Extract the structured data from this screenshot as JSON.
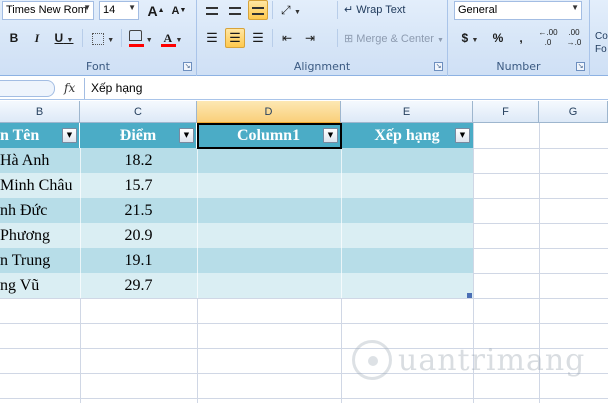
{
  "ribbon": {
    "font_group": {
      "label": "Font",
      "font_name": "Times New Rom",
      "font_size": "14",
      "grow_font": "A",
      "shrink_font": "A",
      "bold": "B",
      "italic": "I",
      "underline": "U",
      "fill_color": "#ff0000",
      "font_color": "#ff0000"
    },
    "alignment_group": {
      "label": "Alignment",
      "wrap_text": "Wrap Text",
      "merge_center": "Merge & Center"
    },
    "number_group": {
      "label": "Number",
      "format": "General",
      "currency": "$",
      "percent": "%",
      "comma": ",",
      "increase_decimal": ".00",
      "decrease_decimal": ".00"
    },
    "styles_group": {
      "partial_label_1": "Co",
      "partial_label_2": "Fo"
    }
  },
  "formula_bar": {
    "fx": "fx",
    "value": "Xếp hạng"
  },
  "columns": [
    "B",
    "C",
    "D",
    "E",
    "F",
    "G"
  ],
  "table": {
    "headers": [
      "n Tên",
      "Điểm",
      "Column1",
      "Xếp hạng"
    ],
    "rows": [
      {
        "name": "Hà Anh",
        "score": "18.2"
      },
      {
        "name": "Minh Châu",
        "score": "15.7"
      },
      {
        "name": "nh Đức",
        "score": "21.5"
      },
      {
        "name": "Phương",
        "score": "20.9"
      },
      {
        "name": "n Trung",
        "score": "19.1"
      },
      {
        "name": "ng Vũ",
        "score": "29.7"
      }
    ]
  },
  "watermark": {
    "text": "uantrimang"
  }
}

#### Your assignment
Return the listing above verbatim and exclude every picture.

#### Solution
Extract the structured data from this screenshot as JSON.
{
  "ribbon": {
    "font_group": {
      "label": "Font",
      "font_name": "Times New Rom",
      "font_size": "14",
      "grow_font": "A",
      "shrink_font": "A",
      "bold": "B",
      "italic": "I",
      "underline": "U",
      "fill_color": "#ff0000",
      "font_color": "#ff0000"
    },
    "alignment_group": {
      "label": "Alignment",
      "wrap_text": "Wrap Text",
      "merge_center": "Merge & Center"
    },
    "number_group": {
      "label": "Number",
      "format": "General",
      "currency": "$",
      "percent": "%",
      "comma": ",",
      "increase_decimal": ".00",
      "decrease_decimal": ".00"
    },
    "styles_group": {
      "partial_label_1": "Co",
      "partial_label_2": "Fo"
    }
  },
  "formula_bar": {
    "fx": "fx",
    "value": "Xếp hạng"
  },
  "columns": [
    "B",
    "C",
    "D",
    "E",
    "F",
    "G"
  ],
  "table": {
    "headers": [
      "n Tên",
      "Điểm",
      "Column1",
      "Xếp hạng"
    ],
    "rows": [
      {
        "name": "Hà Anh",
        "score": "18.2"
      },
      {
        "name": "Minh Châu",
        "score": "15.7"
      },
      {
        "name": "nh Đức",
        "score": "21.5"
      },
      {
        "name": "Phương",
        "score": "20.9"
      },
      {
        "name": "n Trung",
        "score": "19.1"
      },
      {
        "name": "ng Vũ",
        "score": "29.7"
      }
    ]
  },
  "watermark": {
    "text": "uantrimang"
  }
}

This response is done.